Four years later, in 2008, Dlamini left Swagaa to take up a position in parliament, wheren she set about pushing for the passing of the SODV Act, which was still a bill at the time.
Although the Swazi legal system allowed Dlamini to stand as an individual and advocate for what she believed in, she encountered a distinct lack of support, a reason, she believes, there are so few women in parliament to this day.
“To come up with a campaign strategy and to finance the campaign strategy, we need resources. Most women don’t have those resources. Men, because of the patriarchy in this country, are in charge of most of the resources,” said Dlamini, who rejoined the action group in 2018, after achieving her goals in parliament.
“I made that decision to be in the field so I could score goals. I have no regrets because I was able to move a motion and this is how the bill found its way to parliament.”
Despite these important strides, there is still work to be done to combat sexual and gender-based violence in Eswatini. “What I think needs to be done is to ensure the implementation of the legislation. When we have some people committing an offence and not being held accountable, that is a problem,” Dlamini said, adding that powerful people are especially often not held to account.
She hopes the wheels of justice can move faster so reported cases are heard in court quicker, perhaps by revamping the justice system to have specialised courts that just deal with sexual and gender-based violence cases.
“When a person reports, it takes some courage, they are looking for justice. [It’s] not working for us when an offence is committed and then the case would go to court years later or months later,” Dlamini says.

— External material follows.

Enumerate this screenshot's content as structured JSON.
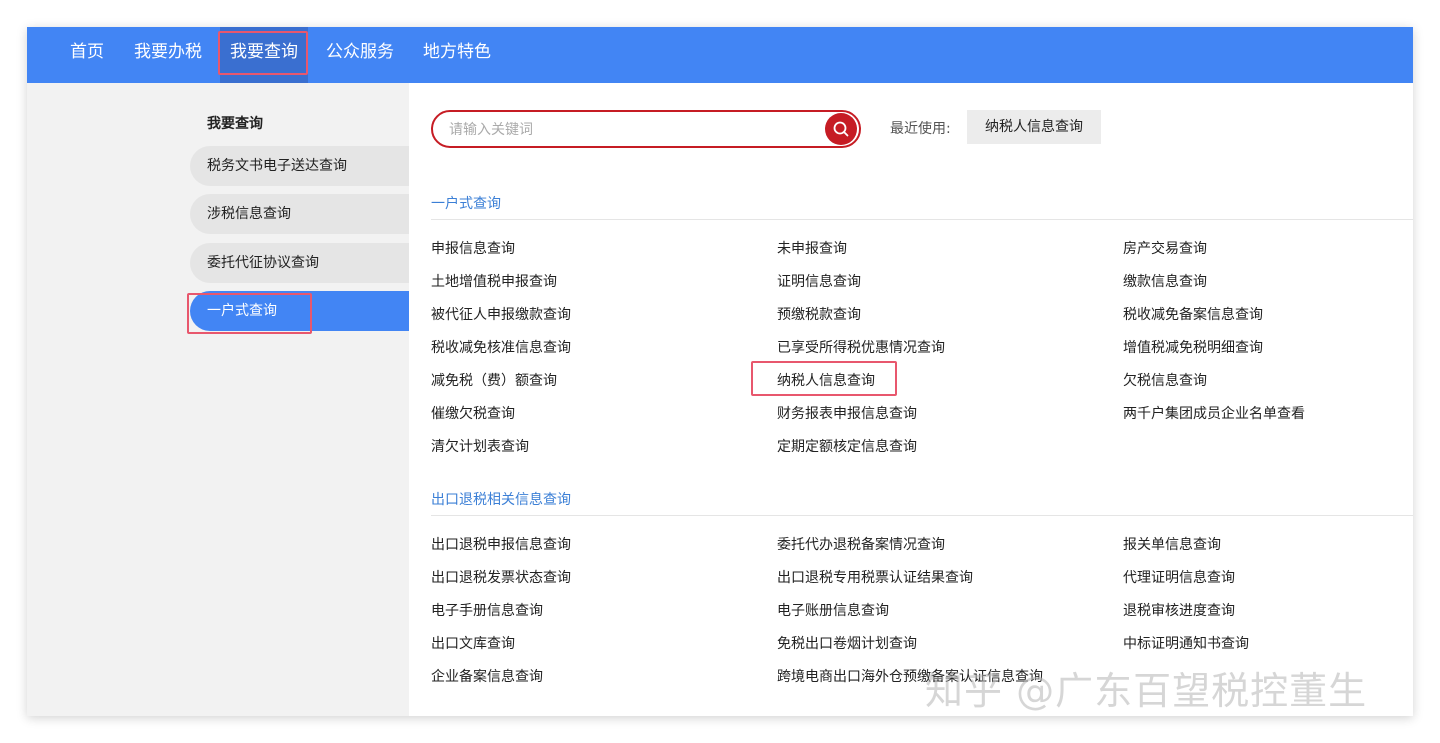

This article was possible by the support of the German federal foreign office and the Institut für Auslandsbeziehungen (IFA) Zivik funding programme. The views in this article do not necessarily represent those of the German federal foreign office or the IFA